+++ DATASET EXTRACT +++

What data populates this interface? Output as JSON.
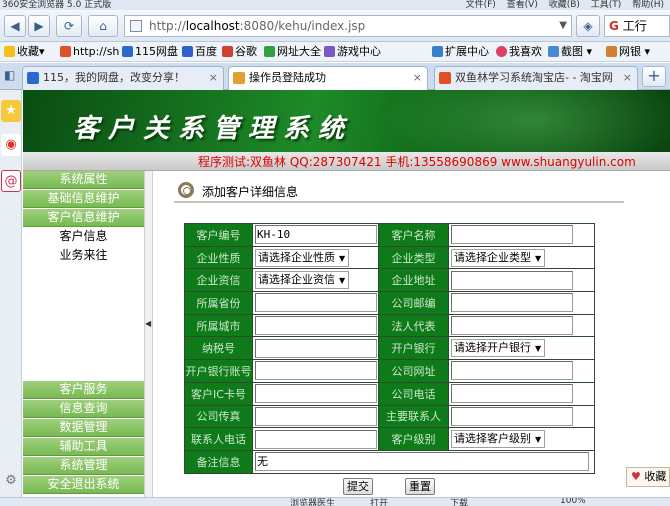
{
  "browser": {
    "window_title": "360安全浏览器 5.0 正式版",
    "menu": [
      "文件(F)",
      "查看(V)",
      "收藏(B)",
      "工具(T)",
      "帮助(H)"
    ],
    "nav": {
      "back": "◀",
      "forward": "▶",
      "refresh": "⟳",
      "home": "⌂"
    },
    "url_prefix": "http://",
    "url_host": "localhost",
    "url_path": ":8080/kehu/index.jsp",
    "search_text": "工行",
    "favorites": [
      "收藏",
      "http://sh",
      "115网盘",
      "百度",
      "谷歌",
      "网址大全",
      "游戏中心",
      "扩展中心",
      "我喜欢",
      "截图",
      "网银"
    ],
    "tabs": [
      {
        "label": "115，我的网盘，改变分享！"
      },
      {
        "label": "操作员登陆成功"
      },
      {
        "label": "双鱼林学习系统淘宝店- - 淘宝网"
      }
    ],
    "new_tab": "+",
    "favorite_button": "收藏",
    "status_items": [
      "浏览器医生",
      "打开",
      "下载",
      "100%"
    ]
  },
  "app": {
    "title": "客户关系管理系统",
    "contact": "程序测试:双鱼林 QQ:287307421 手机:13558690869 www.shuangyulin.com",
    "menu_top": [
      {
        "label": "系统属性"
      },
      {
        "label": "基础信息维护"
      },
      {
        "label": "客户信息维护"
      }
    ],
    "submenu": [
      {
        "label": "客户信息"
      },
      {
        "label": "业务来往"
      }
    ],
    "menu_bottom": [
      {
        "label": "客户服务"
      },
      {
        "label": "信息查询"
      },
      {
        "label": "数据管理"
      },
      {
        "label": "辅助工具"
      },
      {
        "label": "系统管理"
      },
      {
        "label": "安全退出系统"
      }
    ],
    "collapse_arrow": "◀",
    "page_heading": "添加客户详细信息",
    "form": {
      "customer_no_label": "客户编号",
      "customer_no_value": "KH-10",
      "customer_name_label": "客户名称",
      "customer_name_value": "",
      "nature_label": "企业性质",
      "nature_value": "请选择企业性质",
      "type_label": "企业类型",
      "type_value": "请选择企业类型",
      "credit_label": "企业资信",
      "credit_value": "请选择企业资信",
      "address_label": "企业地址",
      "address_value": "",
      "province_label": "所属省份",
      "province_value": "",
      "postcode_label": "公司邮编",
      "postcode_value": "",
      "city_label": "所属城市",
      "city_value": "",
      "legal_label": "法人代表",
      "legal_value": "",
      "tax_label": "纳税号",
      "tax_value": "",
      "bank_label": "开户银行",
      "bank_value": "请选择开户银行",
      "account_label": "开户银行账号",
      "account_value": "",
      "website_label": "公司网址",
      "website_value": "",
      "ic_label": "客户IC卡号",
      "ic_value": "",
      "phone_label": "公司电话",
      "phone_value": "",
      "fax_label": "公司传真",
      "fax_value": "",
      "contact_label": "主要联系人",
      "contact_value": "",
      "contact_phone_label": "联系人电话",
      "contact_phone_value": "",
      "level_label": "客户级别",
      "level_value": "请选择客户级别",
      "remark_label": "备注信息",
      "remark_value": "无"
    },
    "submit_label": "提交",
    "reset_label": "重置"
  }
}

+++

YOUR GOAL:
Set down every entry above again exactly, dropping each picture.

COMPLETED EXERCISE:
What data populates this interface? Output as JSON.
{
  "browser": {
    "window_title": "360安全浏览器 5.0 正式版",
    "menu": [
      "文件(F)",
      "查看(V)",
      "收藏(B)",
      "工具(T)",
      "帮助(H)"
    ],
    "nav": {
      "back": "◀",
      "forward": "▶",
      "refresh": "⟳",
      "home": "⌂"
    },
    "url_prefix": "http://",
    "url_host": "localhost",
    "url_path": ":8080/kehu/index.jsp",
    "search_text": "工行",
    "favorites": [
      "收藏",
      "http://sh",
      "115网盘",
      "百度",
      "谷歌",
      "网址大全",
      "游戏中心",
      "扩展中心",
      "我喜欢",
      "截图",
      "网银"
    ],
    "tabs": [
      {
        "label": "115，我的网盘，改变分享！"
      },
      {
        "label": "操作员登陆成功"
      },
      {
        "label": "双鱼林学习系统淘宝店- - 淘宝网"
      }
    ],
    "new_tab": "+",
    "favorite_button": "收藏",
    "status_items": [
      "浏览器医生",
      "打开",
      "下载",
      "100%"
    ]
  },
  "app": {
    "title": "客户关系管理系统",
    "contact": "程序测试:双鱼林 QQ:287307421 手机:13558690869 www.shuangyulin.com",
    "menu_top": [
      {
        "label": "系统属性"
      },
      {
        "label": "基础信息维护"
      },
      {
        "label": "客户信息维护"
      }
    ],
    "submenu": [
      {
        "label": "客户信息"
      },
      {
        "label": "业务来往"
      }
    ],
    "menu_bottom": [
      {
        "label": "客户服务"
      },
      {
        "label": "信息查询"
      },
      {
        "label": "数据管理"
      },
      {
        "label": "辅助工具"
      },
      {
        "label": "系统管理"
      },
      {
        "label": "安全退出系统"
      }
    ],
    "collapse_arrow": "◀",
    "page_heading": "添加客户详细信息",
    "form": {
      "customer_no_label": "客户编号",
      "customer_no_value": "KH-10",
      "customer_name_label": "客户名称",
      "customer_name_value": "",
      "nature_label": "企业性质",
      "nature_value": "请选择企业性质",
      "type_label": "企业类型",
      "type_value": "请选择企业类型",
      "credit_label": "企业资信",
      "credit_value": "请选择企业资信",
      "address_label": "企业地址",
      "address_value": "",
      "province_label": "所属省份",
      "province_value": "",
      "postcode_label": "公司邮编",
      "postcode_value": "",
      "city_label": "所属城市",
      "city_value": "",
      "legal_label": "法人代表",
      "legal_value": "",
      "tax_label": "纳税号",
      "tax_value": "",
      "bank_label": "开户银行",
      "bank_value": "请选择开户银行",
      "account_label": "开户银行账号",
      "account_value": "",
      "website_label": "公司网址",
      "website_value": "",
      "ic_label": "客户IC卡号",
      "ic_value": "",
      "phone_label": "公司电话",
      "phone_value": "",
      "fax_label": "公司传真",
      "fax_value": "",
      "contact_label": "主要联系人",
      "contact_value": "",
      "contact_phone_label": "联系人电话",
      "contact_phone_value": "",
      "level_label": "客户级别",
      "level_value": "请选择客户级别",
      "remark_label": "备注信息",
      "remark_value": "无"
    },
    "submit_label": "提交",
    "reset_label": "重置"
  }
}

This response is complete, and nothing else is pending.